I think my knee issues are from the new pedals I put on my road bike a couple of weeks ago. I had the Ultegra SPD-R pedals with that stupid plastic insert that wears out in a month. I replace them about every 3 months and the pedals were toast. The aluminum was worn down around the plastic and support was non-existent. I replaced them with the new Ultegras with a metal plate in place of the plastic one, but left the old cleats on my shoes. I immediately noticed that my right foot didn't feel right, but rotating the cleat a bit seemed to fix that problem. Hopefully replacing and re-aligning the cleats should solve the problem. If not, it looks like I'll be riding my MTBs for the rest of the year.

This was my first big test of my new Ergon GX2 grips. I'd played with them for about a month and thought I'd finally found the sweet spot, so I decided to leave them on for the race. I'm happy to report that my hands were the one contact point that didn't hurt during the race. That's a first. These grips rock.

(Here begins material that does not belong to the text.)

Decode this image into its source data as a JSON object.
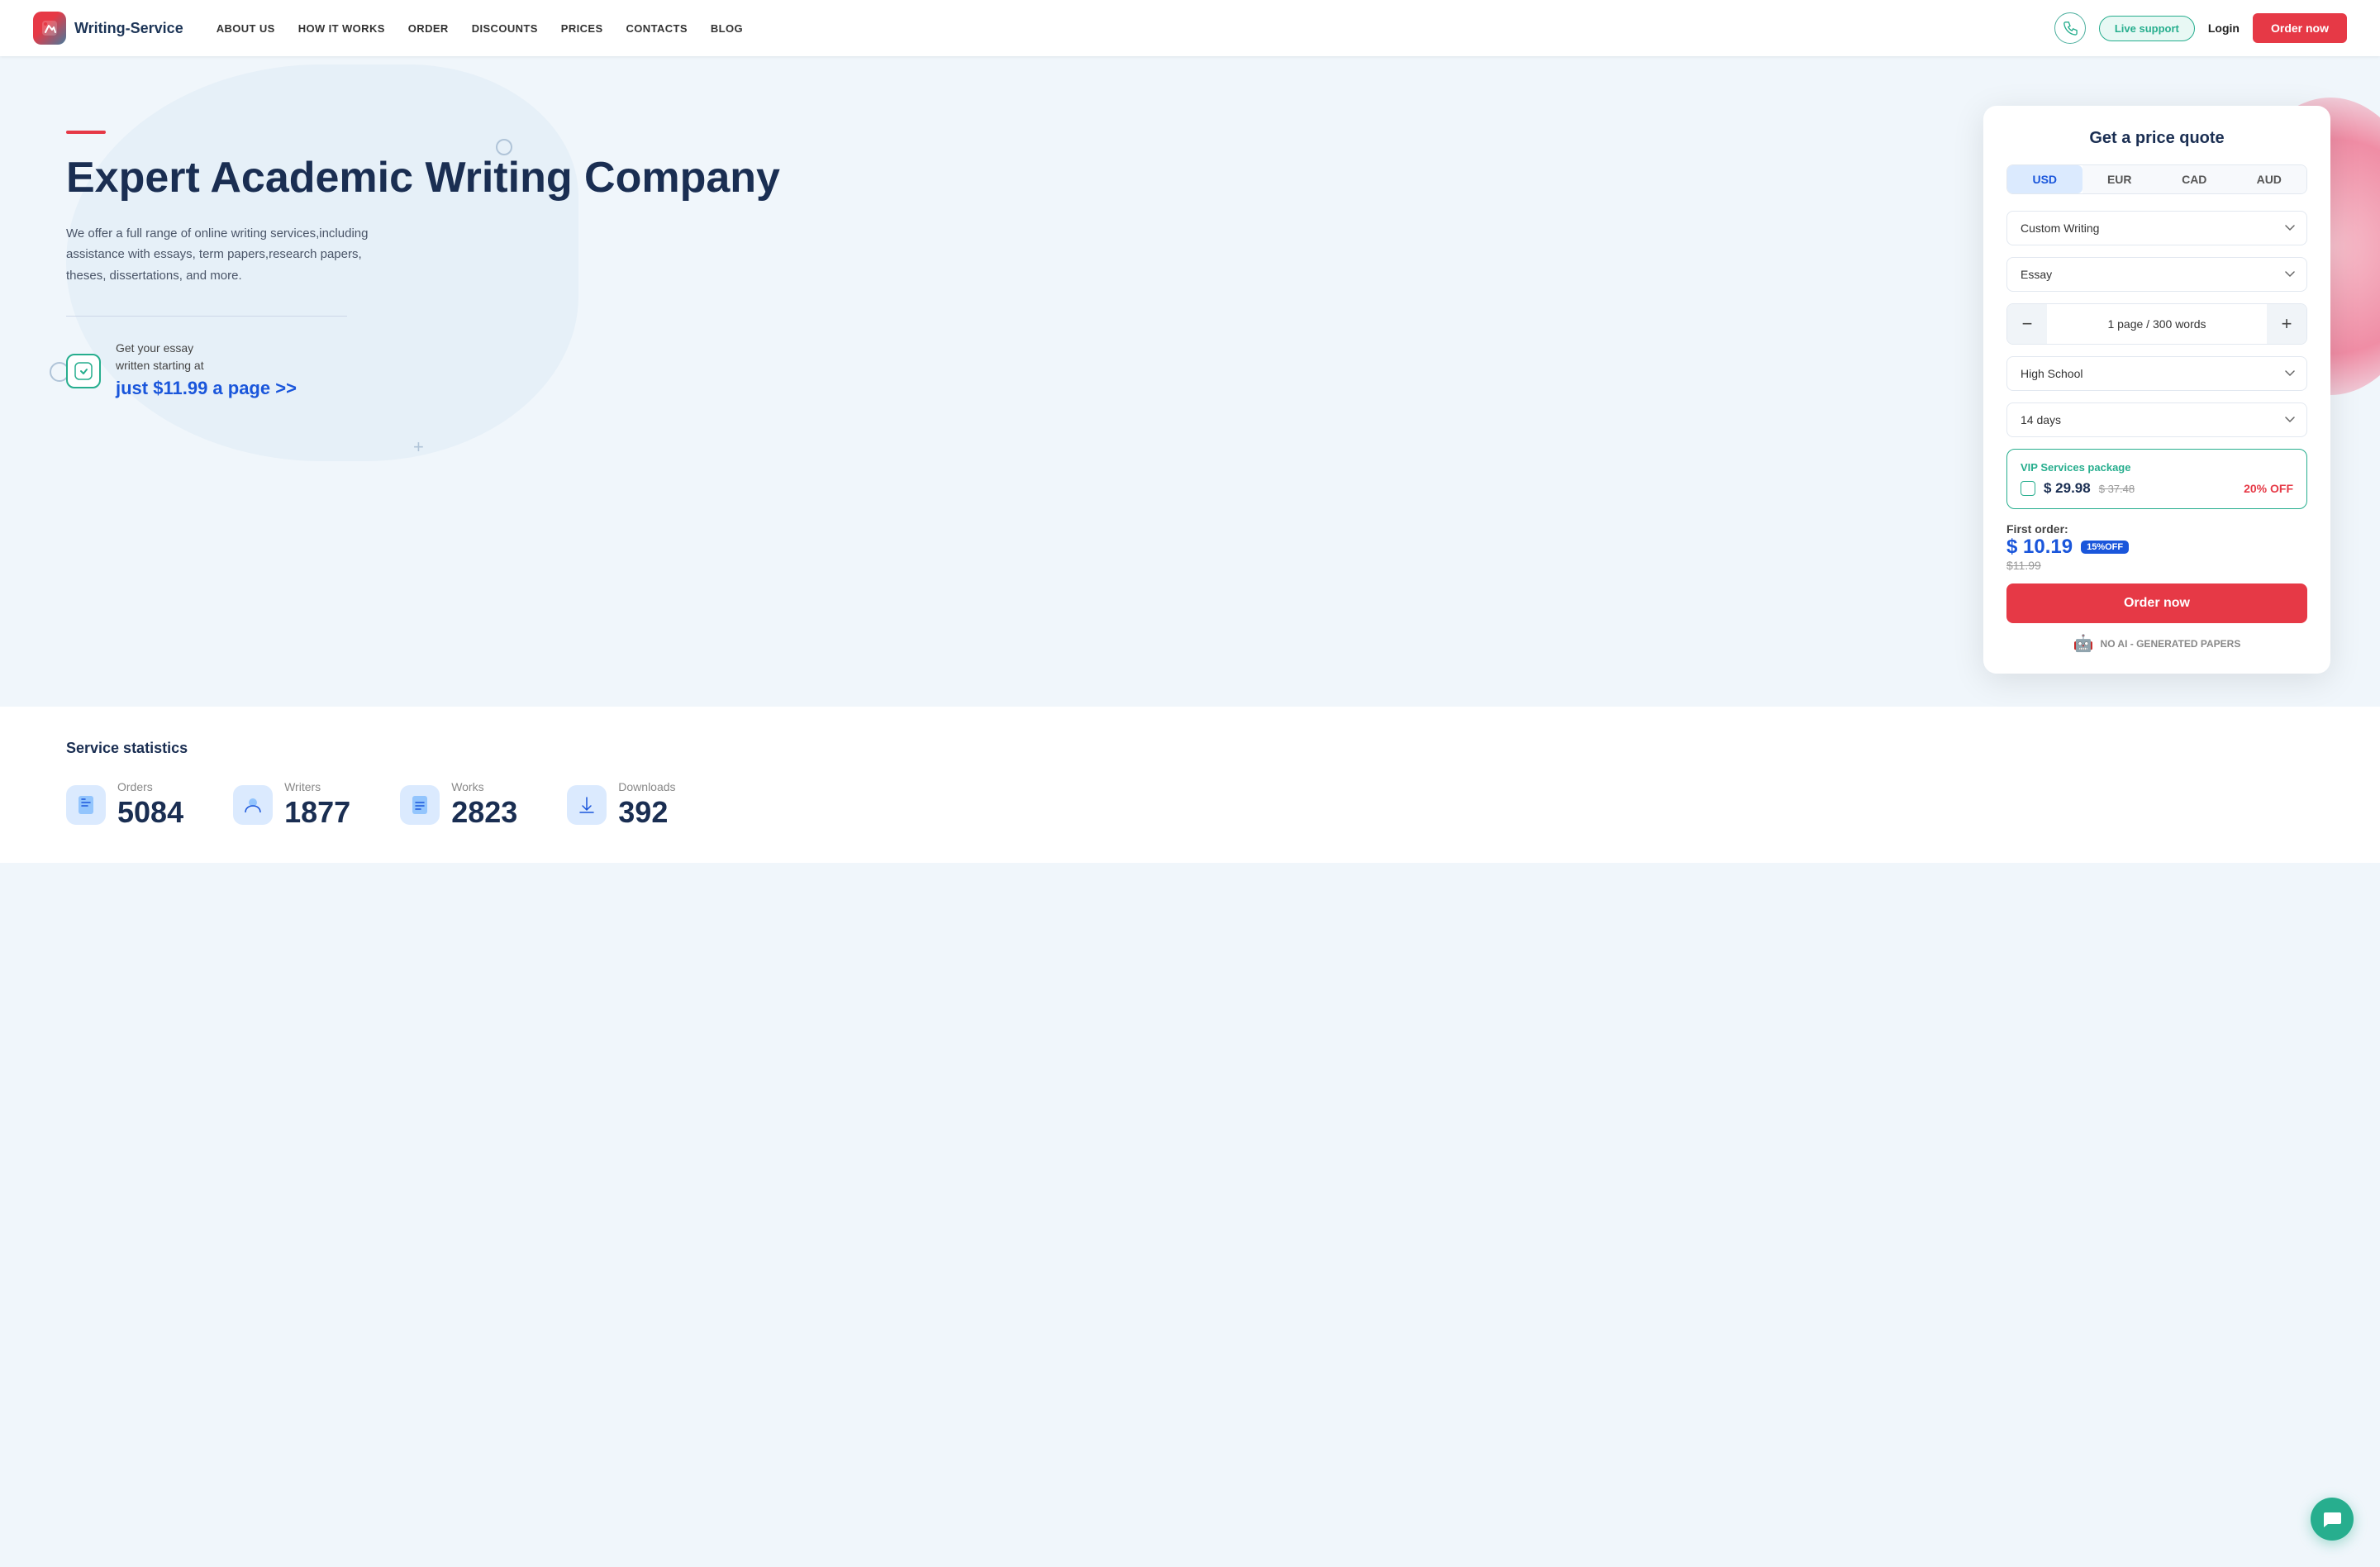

Shimano has never thrown swag my way, but their stuff just works and I stick with it. I put some new Dual Control levers on my ti Deluxe this year and knew they were a huge improvement over the previous generation. This race confirmed that. The ergonomic improvements are huge, especially with front shifts. It used to be that late in a race when my hands were tired, it took two fingers to shift into the big ring. Now it's a flick of my index finger and it's there. Gotta give the Big S props for listening to their customers and delivering a vastly improved product.